The music for the film is by Harry Gregson Williams, a composer who has emerged over the last decade as a potentially exciting new voice (his most notable work is for the Narnia films). Here he writes a score that blends medieval European religious chant with soundscapes evocative of the Middle East, resulting in a score that is often captivating. The only down part of the score is the odd use, in a late scene in which Balian must give a rousing speech to the inadequate defenders of Jerusalem, of a cue from Jerry Goldsmith's score to the movie The Thirteenth Warrior. I have no idea what possessed Ridley Scott to use this music here, when Gregson Williams has written an otherwise wonderful score for this fairly meditative epic, but Scott has a long history of making odd decisions with regard to the music for his films, so who knows. A regular viewer watching the movie probably wouldn't even notice that there's a melody heard in that scene that never occurs in any other part of the movie; they'd only notice that the music there is nicely rousing for a scene that's rousing in nature. But a film music geek like me? That stands out like the proverbial sore thumb.

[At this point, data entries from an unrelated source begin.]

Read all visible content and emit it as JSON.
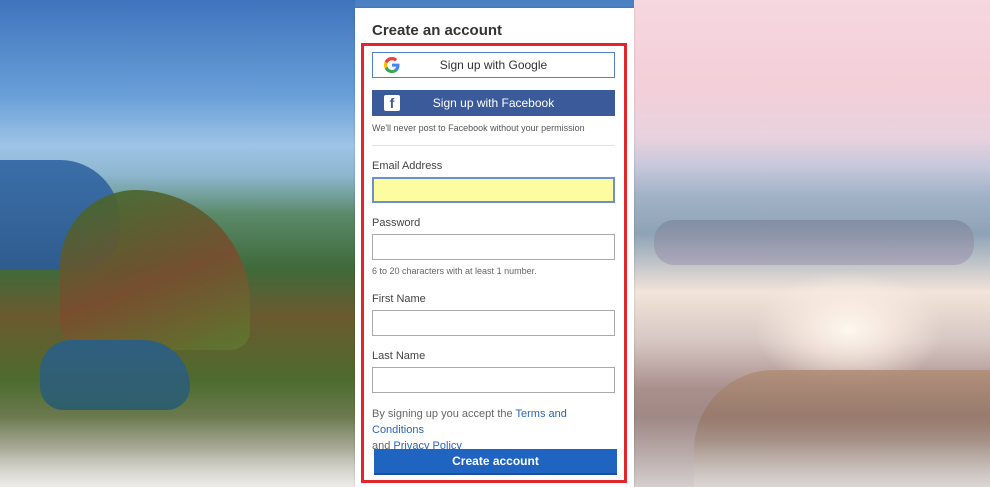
{
  "form": {
    "title": "Create an account",
    "google_button": "Sign up with Google",
    "facebook_button": "Sign up with Facebook",
    "facebook_note": "We'll never post to Facebook without your permission",
    "email_label": "Email Address",
    "email_value": "",
    "password_label": "Password",
    "password_hint": "6 to 20 characters with at least 1 number.",
    "firstname_label": "First Name",
    "lastname_label": "Last Name",
    "terms_prefix": "By signing up you accept the",
    "terms_link": "Terms and Conditions",
    "terms_and": "and",
    "privacy_link": "Privacy Policy",
    "create_button": "Create account"
  },
  "colors": {
    "highlight": "#e1262c",
    "facebook": "#3b5a9a",
    "primary": "#1f64c0",
    "focus_field": "#fdfca0",
    "link": "#2a66b8"
  },
  "icons": {
    "google": "google-icon",
    "facebook": "facebook-icon"
  }
}
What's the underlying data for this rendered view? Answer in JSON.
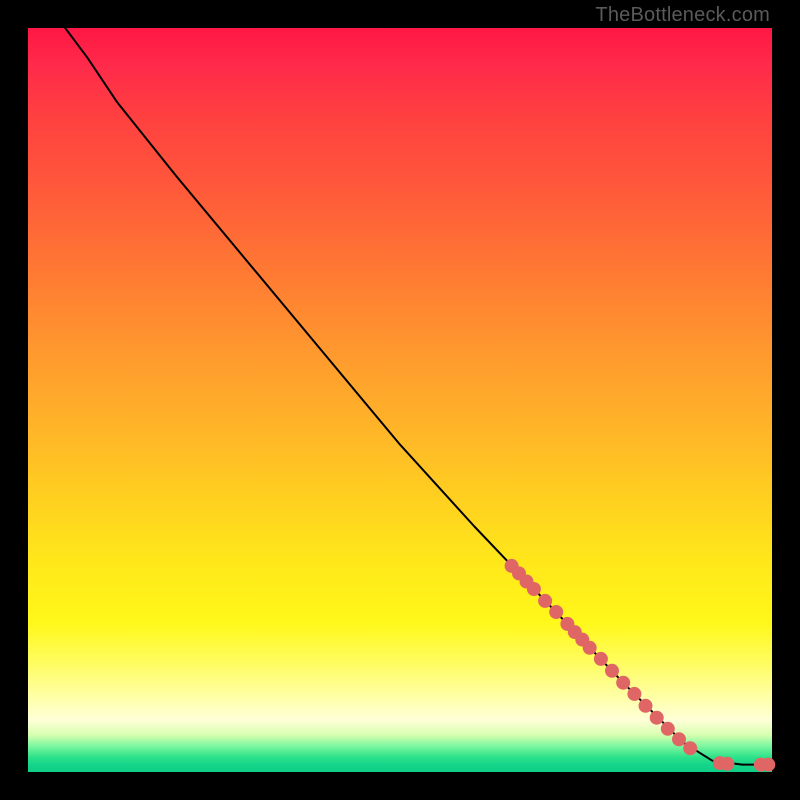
{
  "watermark": "TheBottleneck.com",
  "chart_data": {
    "type": "line",
    "title": "",
    "xlabel": "",
    "ylabel": "",
    "xlim": [
      0,
      100
    ],
    "ylim": [
      0,
      100
    ],
    "curve": [
      {
        "x": 5,
        "y": 100
      },
      {
        "x": 8,
        "y": 96
      },
      {
        "x": 12,
        "y": 90
      },
      {
        "x": 20,
        "y": 80
      },
      {
        "x": 30,
        "y": 68
      },
      {
        "x": 40,
        "y": 56
      },
      {
        "x": 50,
        "y": 44
      },
      {
        "x": 60,
        "y": 33
      },
      {
        "x": 70,
        "y": 22.5
      },
      {
        "x": 80,
        "y": 12
      },
      {
        "x": 88,
        "y": 4
      },
      {
        "x": 92,
        "y": 1.5
      },
      {
        "x": 96,
        "y": 1
      },
      {
        "x": 100,
        "y": 1
      }
    ],
    "markers": [
      {
        "x": 65,
        "y": 27.7
      },
      {
        "x": 66,
        "y": 26.7
      },
      {
        "x": 67,
        "y": 25.6
      },
      {
        "x": 68,
        "y": 24.6
      },
      {
        "x": 69.5,
        "y": 23.0
      },
      {
        "x": 71,
        "y": 21.5
      },
      {
        "x": 72.5,
        "y": 19.9
      },
      {
        "x": 73.5,
        "y": 18.8
      },
      {
        "x": 74.5,
        "y": 17.8
      },
      {
        "x": 75.5,
        "y": 16.7
      },
      {
        "x": 77,
        "y": 15.2
      },
      {
        "x": 78.5,
        "y": 13.6
      },
      {
        "x": 80,
        "y": 12.0
      },
      {
        "x": 81.5,
        "y": 10.5
      },
      {
        "x": 83,
        "y": 8.9
      },
      {
        "x": 84.5,
        "y": 7.3
      },
      {
        "x": 86,
        "y": 5.8
      },
      {
        "x": 87.5,
        "y": 4.4
      },
      {
        "x": 89,
        "y": 3.2
      },
      {
        "x": 93,
        "y": 1.2
      },
      {
        "x": 94,
        "y": 1.1
      },
      {
        "x": 98.5,
        "y": 1.0
      },
      {
        "x": 99.5,
        "y": 1.0
      }
    ],
    "background_gradient": {
      "top": "#ff1744",
      "mid_upper": "#ff9a2e",
      "mid": "#ffe81a",
      "mid_lower": "#ffffd8",
      "bottom": "#0fce86"
    }
  }
}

I'm glad Ridley Scott was afforded the opportunity to revisit this film. It really is a superior effort; it's most certainly my favorite film by Ridley Scott. I can't recommend it highly enough. (And now I'm actually looking forward to Scott's announced project on the Robin Hood legend.)
UPDATE: My take on Orlando Bloom as an actor isn't taken well at an Orlando Bloom message board, which strikes me as odd, since I openly state he's not a bad actor. I actually think he's pretty good. He's not Olivier, or Ian McKellen, or Daniel Day-Lewis, but Bloom does perfectly well in the movies I've seen him in. He's fine in Lord of the Rings, he's fine in the Pirates of the Caribbean flicks, he's good in Elizabethtown, and he's good in Kingdom of Heaven. I'm not sure what their point of contention is, unless they're of the view that I'm actually not being sufficiently effusive in my praise of Bloom as an actor. I'm not often taken to task for not being nice enough in my compliments, but there it is. I just know that most times I see Orlando Bloom mentioned, and people rip on him as being a bad actor, which I think is pretty wrong-headed.
I guess you can't please everybody.
UPDATE II: Now that some more replies have popped up at the message board thread linked above, I see that the main point of contention seems to be my comparison of Orlando Bloom to Kevin Costner. I wasn't making a one-to-one comparison of the men as actors, but I cited Costner as an example of another actor whose work I think tends to be unfairly maligned. No, Costner wasn't a particularly great Robin Hood, but he's really good a lot more often than a lot of stuffy cinema folks like to admit. (Bull Durham, Dances With Wolves, Tin Cup, Field of Dreams, A Perfect World, and JFK are all good examples, to my mind. And frankly, if I concede that Bloom would make a better Robin Hood than Costner did, surely one must also agree that Bloom could not play Crash Davis anywhere near as well as Costner did!) That's all I meant with that comparison. So when I say that I see Orlando Bloom as a younger, British version of Costner, I do not mean that as an insult.
BTW, folks over there, you're welcome to comment here too! I don't bite. Not usually, anyway.